In everyday usage, we use the term “mass” as “weight” which is more closely related to matter than mass. Weight is actually measured in newtowns and not kg. Weight is actually the gravitational force that is acting on a body, while mass is the intrinsic property that never changes. In layman terms, the weight of an object can vary according to the surrounding, while the mass never changes. For example, on Earth a person has a mass of 50 kg and a weight of 491 newtons. The same person on the Moon will have the same mass, but will only weight 81.5 newtons. The magnitude of weight on an object is denoted using an italic W and is the result of the mass (m) of the object and the force of gravitational acceleration (g), resulting in W = mg. The established definition of ‘weight’ as set by the 3rd General Conference on Weights and Measures (CGPM) in 1901 is, “the word weight denotes a quantity of the same nature as a force: the weight of a body is the product of its mass and the acceleration due to gravity.” The concept of weight was developed further by Newton's laws of motion and Newton's law of universal gravitation. This resulted in separating weight from mass, creating them into two distinct concepts. According to author Igal Galili, “Newton considered weight to be relative to another object causing the gravitational pull.” Newton considered time and space to be absolute.
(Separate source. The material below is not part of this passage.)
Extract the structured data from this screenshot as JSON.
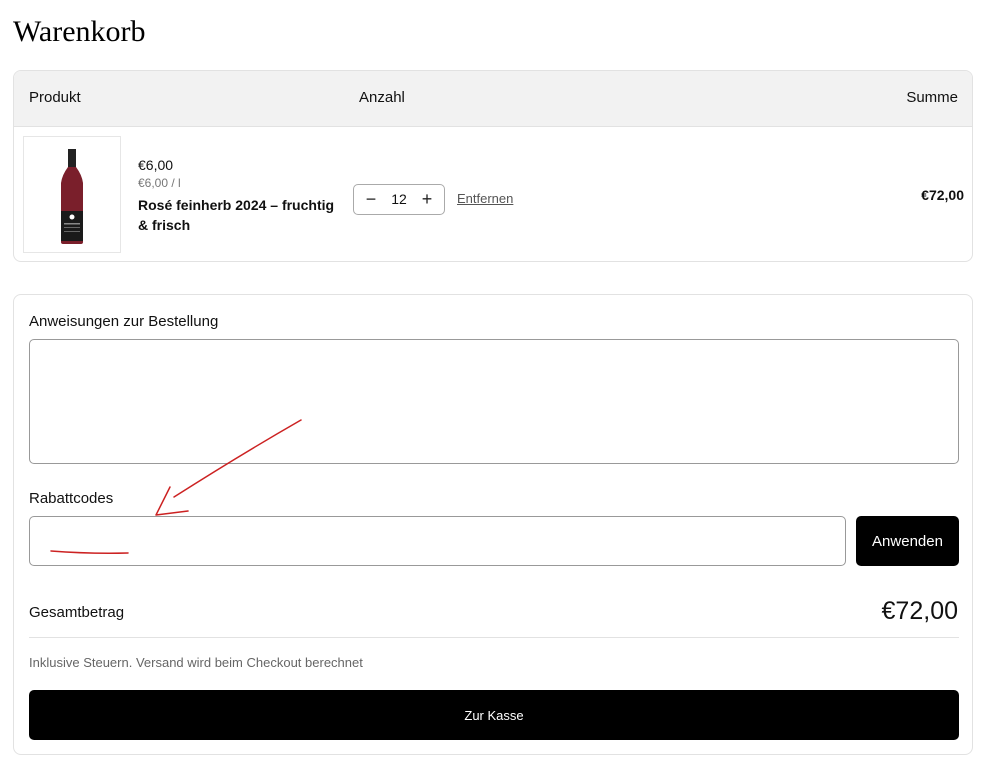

When we measure ourselves, we mostly call it weight, but even in that sense there are two types of machines that can be used to measure our weight, one measures our mass, while the other measures our weight. The machines that are used at the doctor’s office; the balance-beam-type scale, this machine measures the weight by comparing the weight on the platform with sliding counterweights on the beam, in actuality it measures mass. The machines that require the person to stand on them which then reads the weight on a LCD screen or a pointer, actually measures weight. This former machine is not affected by the gravitational pull on it, while the latter machine is.

Image Courtesy: nestberrocal.blogspot.com, bestweightlossguidelines.com